Element data from apps and pages:
++++++++

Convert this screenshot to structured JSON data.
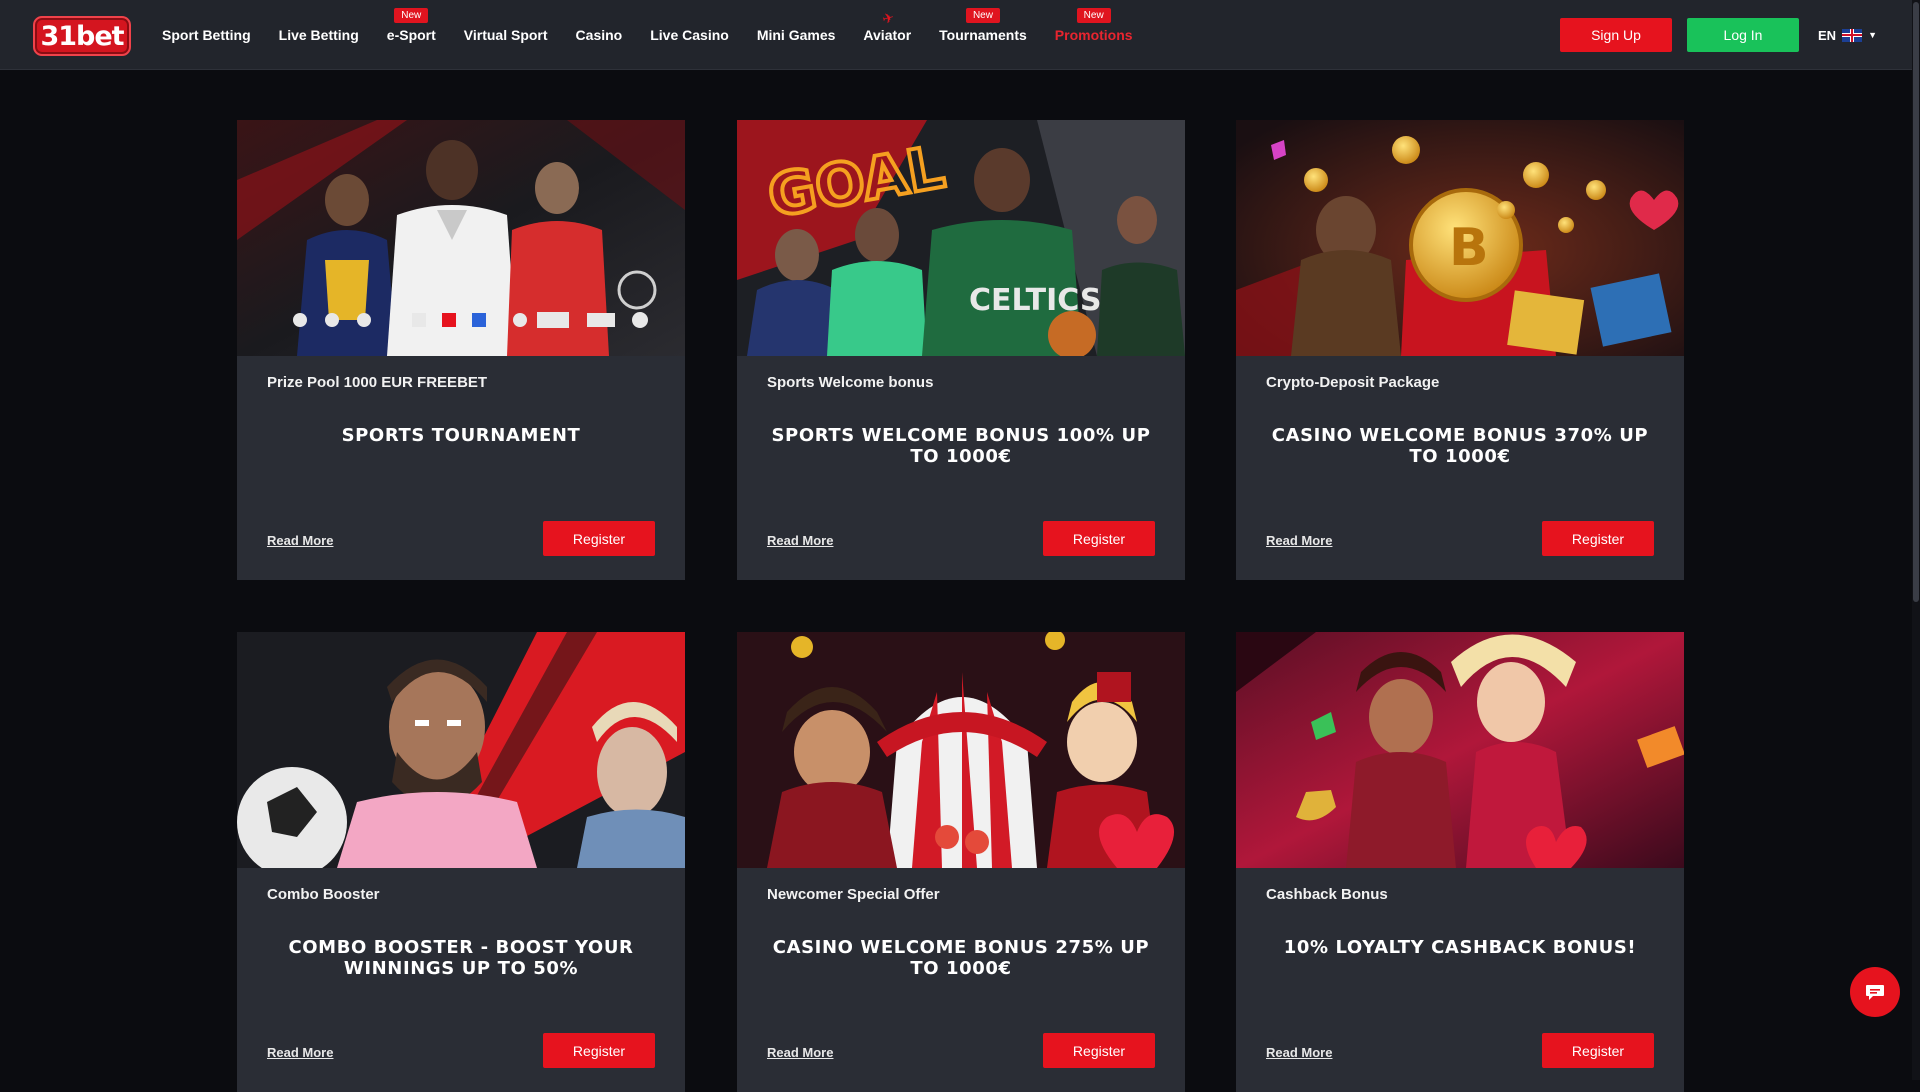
{
  "header": {
    "logo_text": "31bet",
    "nav": [
      {
        "label": "Sport Betting"
      },
      {
        "label": "Live Betting"
      },
      {
        "label": "e-Sport",
        "badge": "New"
      },
      {
        "label": "Virtual Sport"
      },
      {
        "label": "Casino"
      },
      {
        "label": "Live Casino"
      },
      {
        "label": "Mini Games"
      },
      {
        "label": "Aviator",
        "icon": "plane-icon"
      },
      {
        "label": "Tournaments",
        "badge": "New"
      },
      {
        "label": "Promotions",
        "badge": "New",
        "active": true
      }
    ],
    "signup_label": "Sign Up",
    "login_label": "Log In",
    "language": "EN",
    "language_icon": "uk-flag-icon"
  },
  "colors": {
    "accent_red": "#e6131e",
    "login_green": "#19c25a",
    "header_bg": "#22252c",
    "card_bg": "#2a2d35",
    "page_bg": "#0b0c10"
  },
  "promotions": [
    {
      "subtitle": "Prize Pool 1000 EUR FREEBET",
      "title": "SPORTS TOURNAMENT",
      "read_more": "Read More",
      "register": "Register",
      "image": "sports-stars-banner"
    },
    {
      "subtitle": "Sports Welcome bonus",
      "title": "SPORTS WELCOME BONUS 100% UP TO 1000€",
      "read_more": "Read More",
      "register": "Register",
      "image": "goal-basketball-banner"
    },
    {
      "subtitle": "Crypto-Deposit Package",
      "title": "CASINO WELCOME BONUS 370% UP TO 1000€",
      "read_more": "Read More",
      "register": "Register",
      "image": "bitcoin-treasure-banner"
    },
    {
      "subtitle": "Combo Booster",
      "title": "COMBO BOOSTER - BOOST YOUR WINNINGS UP TO 50%",
      "read_more": "Read More",
      "register": "Register",
      "image": "football-players-banner"
    },
    {
      "subtitle": "Newcomer Special Offer",
      "title": "CASINO WELCOME BONUS 275% UP TO 1000€",
      "read_more": "Read More",
      "register": "Register",
      "image": "circus-pirate-banner"
    },
    {
      "subtitle": "Cashback Bonus",
      "title": "10% LOYALTY CASHBACK BONUS!",
      "read_more": "Read More",
      "register": "Register",
      "image": "genie-heroine-banner"
    }
  ],
  "chat_icon": "chat-icon"
}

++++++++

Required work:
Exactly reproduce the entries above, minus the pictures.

Expected output:
Convert this screenshot to structured JSON data.
{
  "header": {
    "logo_text": "31bet",
    "nav": [
      {
        "label": "Sport Betting"
      },
      {
        "label": "Live Betting"
      },
      {
        "label": "e-Sport",
        "badge": "New"
      },
      {
        "label": "Virtual Sport"
      },
      {
        "label": "Casino"
      },
      {
        "label": "Live Casino"
      },
      {
        "label": "Mini Games"
      },
      {
        "label": "Aviator",
        "icon": "plane-icon"
      },
      {
        "label": "Tournaments",
        "badge": "New"
      },
      {
        "label": "Promotions",
        "badge": "New",
        "active": true
      }
    ],
    "signup_label": "Sign Up",
    "login_label": "Log In",
    "language": "EN",
    "language_icon": "uk-flag-icon"
  },
  "colors": {
    "accent_red": "#e6131e",
    "login_green": "#19c25a",
    "header_bg": "#22252c",
    "card_bg": "#2a2d35",
    "page_bg": "#0b0c10"
  },
  "promotions": [
    {
      "subtitle": "Prize Pool 1000 EUR FREEBET",
      "title": "SPORTS TOURNAMENT",
      "read_more": "Read More",
      "register": "Register",
      "image": "sports-stars-banner"
    },
    {
      "subtitle": "Sports Welcome bonus",
      "title": "SPORTS WELCOME BONUS 100% UP TO 1000€",
      "read_more": "Read More",
      "register": "Register",
      "image": "goal-basketball-banner"
    },
    {
      "subtitle": "Crypto-Deposit Package",
      "title": "CASINO WELCOME BONUS 370% UP TO 1000€",
      "read_more": "Read More",
      "register": "Register",
      "image": "bitcoin-treasure-banner"
    },
    {
      "subtitle": "Combo Booster",
      "title": "COMBO BOOSTER - BOOST YOUR WINNINGS UP TO 50%",
      "read_more": "Read More",
      "register": "Register",
      "image": "football-players-banner"
    },
    {
      "subtitle": "Newcomer Special Offer",
      "title": "CASINO WELCOME BONUS 275% UP TO 1000€",
      "read_more": "Read More",
      "register": "Register",
      "image": "circus-pirate-banner"
    },
    {
      "subtitle": "Cashback Bonus",
      "title": "10% LOYALTY CASHBACK BONUS!",
      "read_more": "Read More",
      "register": "Register",
      "image": "genie-heroine-banner"
    }
  ],
  "chat_icon": "chat-icon"
}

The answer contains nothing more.